Caleb and I have different traveling styles, not so much that we can’t explore together, but that the costs of doing so vary and creates laughing memories for later. Caleb doesn’t handle being accosted at the airport very well as he always just gives in unless I’m there to manage what he’s accidentally signing us up for (in Mexico it was almost a tour because he thought the guy was just showing us a map). Tonight it would be a pricier taxi ride, but hard to argue with their haggling system about how much we were overcharged (or just how well we tipped 5-10 OMR = $13-26) for our 45-50 km trip.

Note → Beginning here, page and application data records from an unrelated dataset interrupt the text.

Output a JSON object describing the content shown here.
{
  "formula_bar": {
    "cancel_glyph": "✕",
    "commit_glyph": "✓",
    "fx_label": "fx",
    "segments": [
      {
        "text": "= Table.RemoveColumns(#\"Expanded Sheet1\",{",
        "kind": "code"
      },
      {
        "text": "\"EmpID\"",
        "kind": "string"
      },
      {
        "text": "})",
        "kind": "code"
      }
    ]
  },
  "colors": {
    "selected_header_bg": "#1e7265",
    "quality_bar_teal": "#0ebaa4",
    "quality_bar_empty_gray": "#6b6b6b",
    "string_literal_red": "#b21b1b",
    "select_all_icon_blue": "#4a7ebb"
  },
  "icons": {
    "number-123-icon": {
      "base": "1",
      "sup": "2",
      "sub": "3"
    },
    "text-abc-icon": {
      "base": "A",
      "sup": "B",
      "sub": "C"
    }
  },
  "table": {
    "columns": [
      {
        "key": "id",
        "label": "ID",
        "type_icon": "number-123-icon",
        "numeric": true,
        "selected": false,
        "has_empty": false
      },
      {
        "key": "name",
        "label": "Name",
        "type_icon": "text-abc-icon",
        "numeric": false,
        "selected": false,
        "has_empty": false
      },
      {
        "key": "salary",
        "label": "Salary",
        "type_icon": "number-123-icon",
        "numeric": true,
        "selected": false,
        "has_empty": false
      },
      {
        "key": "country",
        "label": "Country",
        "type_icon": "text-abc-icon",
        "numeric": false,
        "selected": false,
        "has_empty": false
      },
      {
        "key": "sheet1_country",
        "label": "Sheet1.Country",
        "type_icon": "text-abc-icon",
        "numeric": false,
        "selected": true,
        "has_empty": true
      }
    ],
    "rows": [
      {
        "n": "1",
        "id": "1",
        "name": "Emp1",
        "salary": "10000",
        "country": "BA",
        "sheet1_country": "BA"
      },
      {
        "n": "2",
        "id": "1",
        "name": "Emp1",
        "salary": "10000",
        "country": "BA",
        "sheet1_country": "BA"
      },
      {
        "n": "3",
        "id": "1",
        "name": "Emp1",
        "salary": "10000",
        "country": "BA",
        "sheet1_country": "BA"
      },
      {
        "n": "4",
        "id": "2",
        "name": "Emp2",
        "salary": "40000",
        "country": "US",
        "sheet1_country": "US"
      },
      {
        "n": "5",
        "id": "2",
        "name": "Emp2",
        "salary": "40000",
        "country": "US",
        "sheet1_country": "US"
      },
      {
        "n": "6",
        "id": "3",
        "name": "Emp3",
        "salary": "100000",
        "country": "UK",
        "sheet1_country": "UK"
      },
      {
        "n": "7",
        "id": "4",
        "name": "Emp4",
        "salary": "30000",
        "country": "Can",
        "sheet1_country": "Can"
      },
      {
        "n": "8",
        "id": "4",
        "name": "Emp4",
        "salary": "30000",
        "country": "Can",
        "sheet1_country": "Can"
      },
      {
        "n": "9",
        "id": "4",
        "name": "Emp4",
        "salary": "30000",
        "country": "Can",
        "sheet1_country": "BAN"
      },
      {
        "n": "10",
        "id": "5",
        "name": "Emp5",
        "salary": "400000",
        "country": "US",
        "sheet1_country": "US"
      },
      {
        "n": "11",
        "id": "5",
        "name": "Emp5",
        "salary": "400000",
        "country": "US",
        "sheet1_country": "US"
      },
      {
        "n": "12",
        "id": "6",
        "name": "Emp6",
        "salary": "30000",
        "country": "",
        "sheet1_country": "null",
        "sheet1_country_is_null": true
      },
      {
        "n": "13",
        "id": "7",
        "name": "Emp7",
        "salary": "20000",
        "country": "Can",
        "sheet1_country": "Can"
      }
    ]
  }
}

We got to the hotel we booked at around midnight because we didn’t realize it was a three hotel system resort (from family-friendly — what we would pay in San Francisco or Canada — to bourgeoisie out of our budget for even one night) at the Shangri-La Barr Al Jissah leaving us closest to Extra Divers Qantab without going to the pricier resort next door and trying to get a ride or going the cheaper hotel route and hitchhiking with staff or hoping for a taxi early enough to not miss the boat.
This option would also give us alternative activities to do sans rental car if the weather was too rough to dive. I took some time to appreciate the blue-lit rocks, the wooden deco benches, the art garden wall, and the empty calmness of the airport in Muscat. The night manager of the hotel came on duty just as we arrived and though Caleb was willing to take our bags they were delivered on a plush red cart with golden handles to our poolside room and my suitcase set on the luggage rack when we usually use the mattress for this purpose.
An earlier flight might’ve been more convenient or have come with traffic and other issues. Our taxi driver did the minimum of 120 km/h to deliver us quickly and Caleb was sure to fall asleep just as fast leaving me one minute to peek through our sheer curtains at the pool lights as I closed the blackout curtains, pass the gummy bears in a bear-shaped glass container, and pee next to a shower with a separate tub with night lights under the bathroom sink and bedside tables.